Validation of Failure Models of SiC Devices
The created SiC JFET and SiC MOSFET failure models are validated under short-circuit fault conditions, with the figure illustrating a comparison of the failure currents produced from the models and the data provided in the study [6,7]. The results reveal that the short circuit failure time (tSC) for SiC JFET is 150s under 400V DC voltage and 13μs for SiC MOSFET under 600V DC voltage.
“The carrier mobility based on temperature and electric-field strength are required to appropriately create the SiC power device failure model,” the team writes. “Furthermore, by varying the combination mode of three current components of IDS _LK, a definite conclusion can be obtained that Ith affects whether or not the constructed model can mimic device failure.” As a result, the heat-generating current during short-circuit dominates the failure impact.

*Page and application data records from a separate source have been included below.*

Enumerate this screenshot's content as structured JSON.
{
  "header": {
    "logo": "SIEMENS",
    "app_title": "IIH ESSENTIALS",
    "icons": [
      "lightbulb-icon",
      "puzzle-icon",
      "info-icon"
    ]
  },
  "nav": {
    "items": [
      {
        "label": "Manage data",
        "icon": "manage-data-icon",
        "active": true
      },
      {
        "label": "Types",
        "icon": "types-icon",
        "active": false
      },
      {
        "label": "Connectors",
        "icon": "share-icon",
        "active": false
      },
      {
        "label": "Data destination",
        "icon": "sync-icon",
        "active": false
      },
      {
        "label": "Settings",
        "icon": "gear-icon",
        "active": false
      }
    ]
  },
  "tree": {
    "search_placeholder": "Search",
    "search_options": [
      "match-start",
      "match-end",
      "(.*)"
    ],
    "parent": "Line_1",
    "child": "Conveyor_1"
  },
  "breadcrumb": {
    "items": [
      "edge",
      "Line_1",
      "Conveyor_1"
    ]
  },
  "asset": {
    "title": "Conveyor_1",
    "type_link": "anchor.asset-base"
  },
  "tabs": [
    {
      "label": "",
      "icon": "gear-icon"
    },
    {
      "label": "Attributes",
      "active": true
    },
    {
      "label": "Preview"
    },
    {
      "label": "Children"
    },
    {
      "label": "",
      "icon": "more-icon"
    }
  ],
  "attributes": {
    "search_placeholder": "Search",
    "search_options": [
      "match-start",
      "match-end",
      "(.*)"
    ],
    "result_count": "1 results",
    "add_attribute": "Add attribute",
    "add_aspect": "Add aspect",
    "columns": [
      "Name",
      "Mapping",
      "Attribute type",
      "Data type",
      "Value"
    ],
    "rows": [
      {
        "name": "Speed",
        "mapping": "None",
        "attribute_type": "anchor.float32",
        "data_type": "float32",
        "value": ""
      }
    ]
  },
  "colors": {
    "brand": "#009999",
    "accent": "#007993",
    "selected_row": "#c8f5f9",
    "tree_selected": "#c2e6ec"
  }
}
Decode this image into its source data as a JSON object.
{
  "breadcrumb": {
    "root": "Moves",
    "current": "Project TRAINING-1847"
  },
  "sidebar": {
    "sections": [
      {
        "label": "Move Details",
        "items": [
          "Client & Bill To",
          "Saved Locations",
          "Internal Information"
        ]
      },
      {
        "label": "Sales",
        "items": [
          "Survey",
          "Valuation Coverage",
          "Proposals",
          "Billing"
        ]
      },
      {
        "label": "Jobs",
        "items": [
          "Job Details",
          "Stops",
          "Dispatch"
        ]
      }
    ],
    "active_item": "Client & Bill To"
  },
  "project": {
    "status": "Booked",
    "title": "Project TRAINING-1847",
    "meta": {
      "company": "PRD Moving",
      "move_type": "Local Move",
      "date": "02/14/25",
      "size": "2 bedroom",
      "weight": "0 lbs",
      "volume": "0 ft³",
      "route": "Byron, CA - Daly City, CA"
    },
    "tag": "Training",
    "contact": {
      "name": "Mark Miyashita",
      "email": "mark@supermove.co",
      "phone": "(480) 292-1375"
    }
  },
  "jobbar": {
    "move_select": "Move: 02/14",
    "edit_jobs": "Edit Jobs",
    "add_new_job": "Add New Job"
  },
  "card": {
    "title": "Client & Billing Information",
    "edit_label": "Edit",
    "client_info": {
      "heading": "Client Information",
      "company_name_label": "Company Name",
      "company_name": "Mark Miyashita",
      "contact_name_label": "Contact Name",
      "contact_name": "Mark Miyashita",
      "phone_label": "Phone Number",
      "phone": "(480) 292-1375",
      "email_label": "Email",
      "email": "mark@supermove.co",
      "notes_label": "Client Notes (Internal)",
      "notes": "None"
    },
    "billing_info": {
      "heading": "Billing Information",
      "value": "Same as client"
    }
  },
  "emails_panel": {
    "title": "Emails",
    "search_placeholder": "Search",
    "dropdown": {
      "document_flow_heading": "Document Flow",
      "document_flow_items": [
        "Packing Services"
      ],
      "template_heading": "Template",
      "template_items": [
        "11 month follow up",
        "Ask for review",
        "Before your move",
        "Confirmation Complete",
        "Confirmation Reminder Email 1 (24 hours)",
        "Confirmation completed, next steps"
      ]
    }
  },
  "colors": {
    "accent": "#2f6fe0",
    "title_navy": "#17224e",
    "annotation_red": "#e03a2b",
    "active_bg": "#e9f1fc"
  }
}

The schematic figure depicts the verification under short circuit fault conditions, with VDC representing the DC-link voltage, RS representing the stray resistance of the circuit loop, RG representing the gate resistance, and DUT representing the device (SiC JFET or SiC MOSFET). The image with red curves represents the first failure mode and blue curves represents the second failure mode. Two factors stand out: the lower saturation current of a SiC JFET than a SiC MOSFET and the much longer failure time of a SiC JFET than a SiC MOSFET. The temperature-dependent coefficient of carrier mobility is responsible for these variations.
“SiC JFET has more short-circuit capacity than SiC MOSFET for instantaneous failure, but the failure duration and critical failure energy are both greater.” “The failure time of SiC JFET is much longer than that of SiC MOSFET for delayed failure at lower DC-link voltage, although the difference in failure time looks moderate at higher DC-link voltage,” the team discovers.
 A. K. Agarwal, "An overview of SiC power devices," 2010 International Conference on Power, Control and Embedded Systems, 2010, pp. 1-4, doi: 10.1109/ICPCES.2010.5698670.
 H. Qin, B. Zhao, X. Nie, J. Wen and Y. Yan, "Overview of SiC power devices and its applications in power electronic converters," 2013 IEEE 8th Conference on Industrial Electronics and Applications (ICIEA), 2013, pp. 466-471, doi: 10.1109/ICIEA.2013.6566414.
 B. J. Nel and S. Perinpanayagam, “A Brief Overview of SiC MOSFET Failure Modes and
Design Reliability,” Procedia CIRP, vol. 59, pp. 280–285, 2017, doi:
 Y. Zhou, T. Yang, H. Liu and B. Wang, "Failure Models and Comparison on Short-circuit Performances for SiC JFET and SiC MOSFET," 2018 1st Workshop on Wide Bandgap Power Devices and Applications in Asia (WiPDA Asia), 2018, pp. 123-129, doi:10.1109/WiPDAAsia.2018.8734661.
 Z. Wang et al., "Temperature-Dependent Short-Circuit Capability of Silicon Carbide Power MOSFETs," in IEEE Transactions on Power Electronics, vol. 31, no. 2, pp. 1555-1566, Feb.2016, doi: 10.1109/TPEL.2015.2416358.